· High ISO Performance – The high ISO performance of the Leica M9 is better than the M8, but not as clean as the Canon 5D MkII. I can get good images up to ISO 1600 on the M9. However, I prefer to shoot at native ISO’s, so I generally don’t go past ISO 1250 on the M9 unless I absolutely have to. As I mentioned in the “Pros” section, the noise you get with the M9 is similar to film grain, so it’s an even trade off when shooting in the ISO 1250 range.
· Manual Focusing Wide Open Takes Practice – Did I mention Leica makes fast lenses? Well, shooting at f1.4 requires you to be spot-on when manual focusing. This can be difficult, especially if you are new to rangefinders. With such a shallow depth-of-field, just being slightly off will cause your image to be out of focus. The good news – concert shooting is a great way to practice your rangefinder focus ability. Of course, you should only practice during leisurely shooting. Editors don’t care about practice; they want images.
· Viewfinder Flare – This is a situation that I’ve only run into once, but I feel I should mention it. In a heavily backlit stage setup you may get viewfinder flare. Specifically, light coming into the distance meter window at a certain angle and blowing out the focus patch in the viewfinder, making it impossible to manually focus. This can be quickly solved by moving the angle of the camera, but may cause you to loose the shot.
· Price – You mean you read this far and you didn’t know Leica’s were pricey?
So how do I choose when to use the M9 for concert photography?
· Close Shooting – Because you are looking through a viewfinder and not through the lens, the Leica should be used when you are up close and personal. That means in the photo pit, or if there is no photo pit, in the front row.
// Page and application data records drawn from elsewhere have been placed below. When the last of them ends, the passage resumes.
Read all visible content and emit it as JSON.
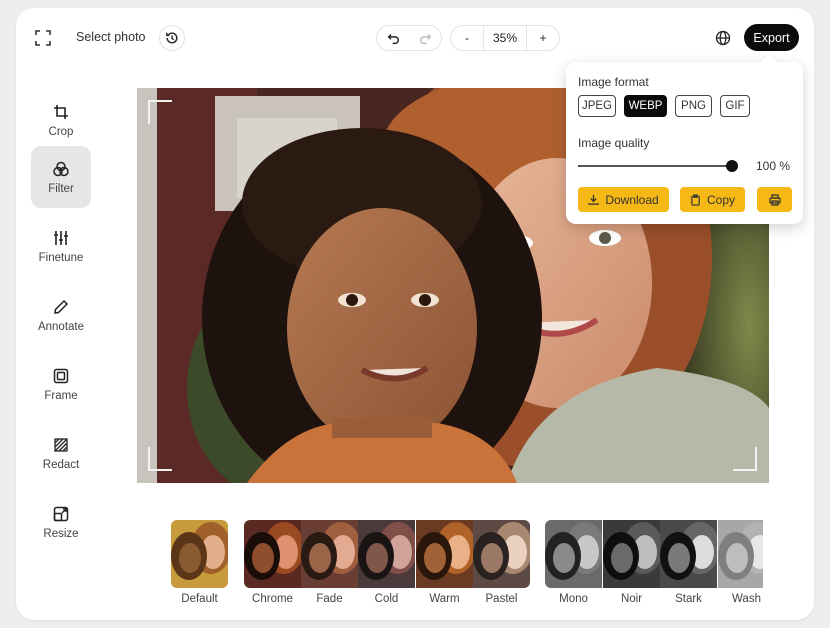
{
  "toolbar": {
    "fullscreen_icon": "fullscreen-icon",
    "select_photo": "Select photo",
    "history_icon": "history-icon",
    "undo_icon": "undo-icon",
    "redo_icon": "redo-icon",
    "zoom_minus": "-",
    "zoom_value": "35%",
    "zoom_plus": "+",
    "globe_icon": "globe-icon",
    "export_label": "Export"
  },
  "sidebar": {
    "items": [
      {
        "label": "Crop",
        "icon": "crop-icon"
      },
      {
        "label": "Filter",
        "icon": "filter-icon",
        "active": true
      },
      {
        "label": "Finetune",
        "icon": "sliders-icon"
      },
      {
        "label": "Annotate",
        "icon": "pencil-icon"
      },
      {
        "label": "Frame",
        "icon": "frame-icon"
      },
      {
        "label": "Redact",
        "icon": "redact-icon"
      },
      {
        "label": "Resize",
        "icon": "resize-icon"
      }
    ]
  },
  "export_panel": {
    "format_label": "Image format",
    "formats": [
      "JPEG",
      "WEBP",
      "PNG",
      "GIF"
    ],
    "selected_format": "WEBP",
    "quality_label": "Image quality",
    "quality_value": "100 %",
    "quality_fraction": 1.0,
    "download_label": "Download",
    "copy_label": "Copy",
    "print_icon": "print-icon"
  },
  "filters": {
    "items": [
      {
        "label": "Default"
      },
      {
        "label": "Chrome"
      },
      {
        "label": "Fade"
      },
      {
        "label": "Cold"
      },
      {
        "label": "Warm"
      },
      {
        "label": "Pastel"
      },
      {
        "label": "Mono"
      },
      {
        "label": "Noir"
      },
      {
        "label": "Stark"
      },
      {
        "label": "Wash"
      }
    ]
  },
  "colors": {
    "accent_yellow": "#f5b815",
    "export_black": "#0b0b0b",
    "active_sidebar_bg": "#e4e6e8"
  }
}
· Slow Movers – Shooting a wild and crazy punk band that won’t stay still? The M9 may not be the right tool. Again, manual focusing on a fast moving subject is difficult when using a rangefinder. Use it for acts that are a bit more stationary.
· Good Stage Lighting – I always tell beginners that knowing the conditions of the venues in your town is one of the best ways to get good concert images. This is especially true when it comes to light.
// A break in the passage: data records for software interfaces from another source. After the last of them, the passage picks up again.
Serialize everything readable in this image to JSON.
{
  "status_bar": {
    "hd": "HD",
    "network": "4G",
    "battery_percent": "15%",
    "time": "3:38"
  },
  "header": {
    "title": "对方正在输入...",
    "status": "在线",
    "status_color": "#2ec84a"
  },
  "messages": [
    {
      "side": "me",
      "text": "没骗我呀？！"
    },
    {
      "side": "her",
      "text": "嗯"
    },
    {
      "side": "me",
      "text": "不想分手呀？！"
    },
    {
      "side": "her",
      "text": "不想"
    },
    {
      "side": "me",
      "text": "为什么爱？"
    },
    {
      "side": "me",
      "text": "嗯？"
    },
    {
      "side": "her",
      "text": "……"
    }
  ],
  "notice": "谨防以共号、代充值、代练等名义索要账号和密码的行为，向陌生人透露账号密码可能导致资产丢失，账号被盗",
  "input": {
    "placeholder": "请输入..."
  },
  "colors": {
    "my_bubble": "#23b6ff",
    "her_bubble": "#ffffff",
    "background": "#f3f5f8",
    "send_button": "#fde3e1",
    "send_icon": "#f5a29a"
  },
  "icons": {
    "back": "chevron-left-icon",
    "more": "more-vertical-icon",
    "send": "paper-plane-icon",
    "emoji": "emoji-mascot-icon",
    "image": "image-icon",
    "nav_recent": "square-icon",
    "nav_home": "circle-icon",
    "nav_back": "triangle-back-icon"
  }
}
For example, I know that every show at the “Larimer Lounge” in Denver is poorly lit with only a few red lights. Therefore, if I am going to shoot without a flash it will require the high ISO performance of my Canon 5D MkII as well as very fast prime lenses. The M9 will not do the trick under these conditions. On the other hand, the “Boulder Theater” usually has wonderful stage light; this is were the M9 will outperform the 5D MkII.
· The More Songs The Better – As I mentioned earlier, when you only have the first three songs (or less) to photograph a concert, a zoom lens comes in handy. This isn’t a major factor when choosing which camera I use, but the more time I have to shoot, the more likely I am to use the M9 given the other conditions are favorable.
· A Different Look – I find that the photographs I make using the M9 have a different look to them. I don’t know how to explain it really, but I can see it. When I want a different look I often reach for the Leica M9.
So there you have it - my thoughts on concert photography using the Leica M9. It really is an amazing camera. But it does have it's limitations. Used in the right conditions however, the Leica M9 performs like a champ.
Questions? Comments? Feel free to drop me a line.